The giant frog
A long time ago, a giant frog held the great country of the Abenaki people in fear. The frog drank all the rivers and the Abenaki were running out of water. The people collected their tepees and started a long march in quest of drinking water. Everybody went except the chief. He had, you see, a plan. He got his best hatchet and began to cut down an enormous oak tree. But he didn't cut it down completely; he waited for the giant frog to appear. And when the giant frog passed under the tree, the chief of the Abenaki ran out from his hiding place and gave the last hatchet blow to the tree. The great oak fell on to the giant frog who had been drinking all the rivers, and killed him. And rivers of clean drinking water sprang from the oak's branches!
Meanwhile, the Abenaki had arrived at a river so wide that they couldn't see the other side. They tasted the water but found it to be salty. They were tired and thirsty. They had no more strength to go any further to look for drinking water. The waves took them away and they sank in the sea. Later, from the bottom of the sea, they transformed into whales. This is why whales spout water: they are dreaming of sources of drinking water.
The whales still do not know that their chief killed the giant frog. One day, perhaps, they will swim to the rivers of the great oak tree and find out. This is what their chief, who lives in Adanak in Quebec, hopes for. If you visit him, he will say “kolipaio” to you, which means “welcome” in the Abenaki language.

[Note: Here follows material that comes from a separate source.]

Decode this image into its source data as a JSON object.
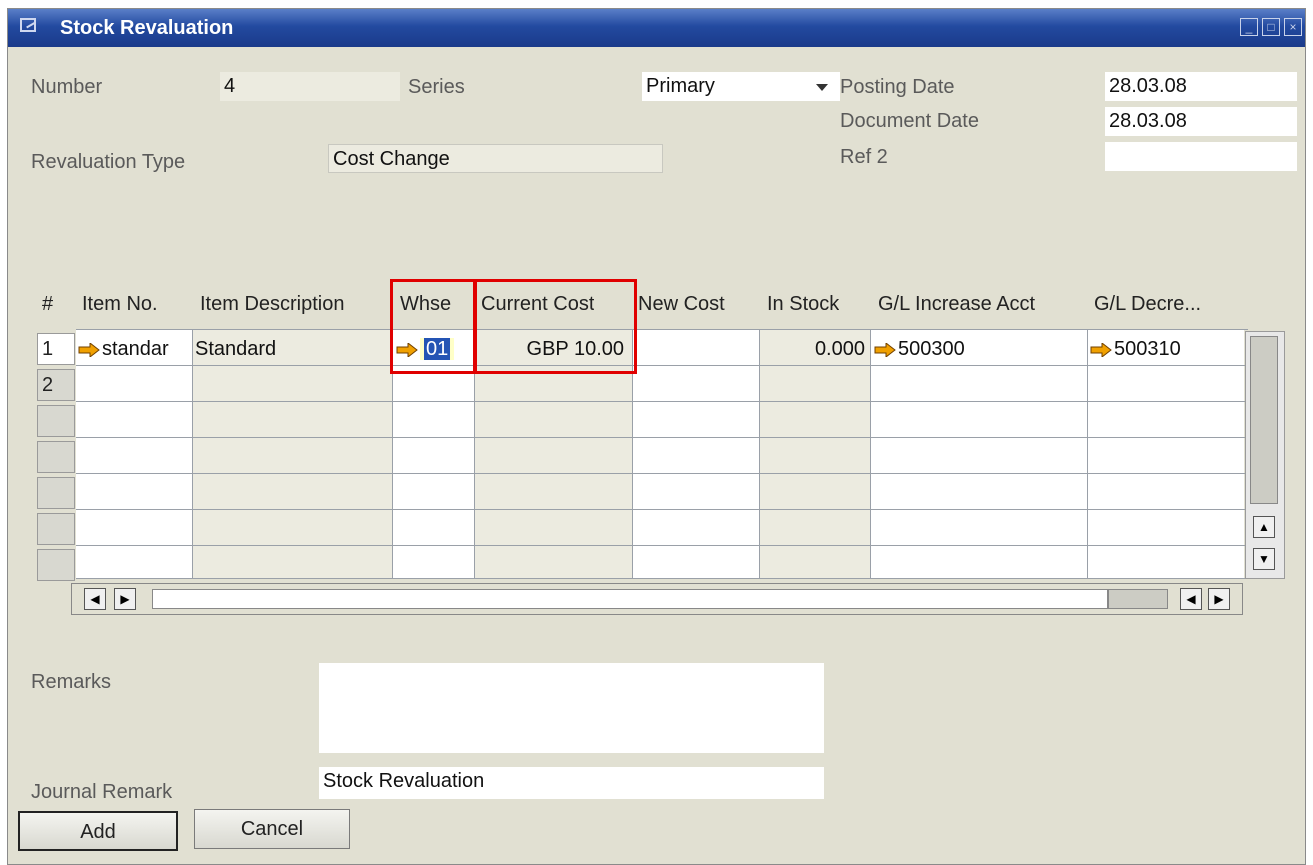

Text: Koldo Izagirre
Translation: Joe Linehan
Voice: Tim Nicholson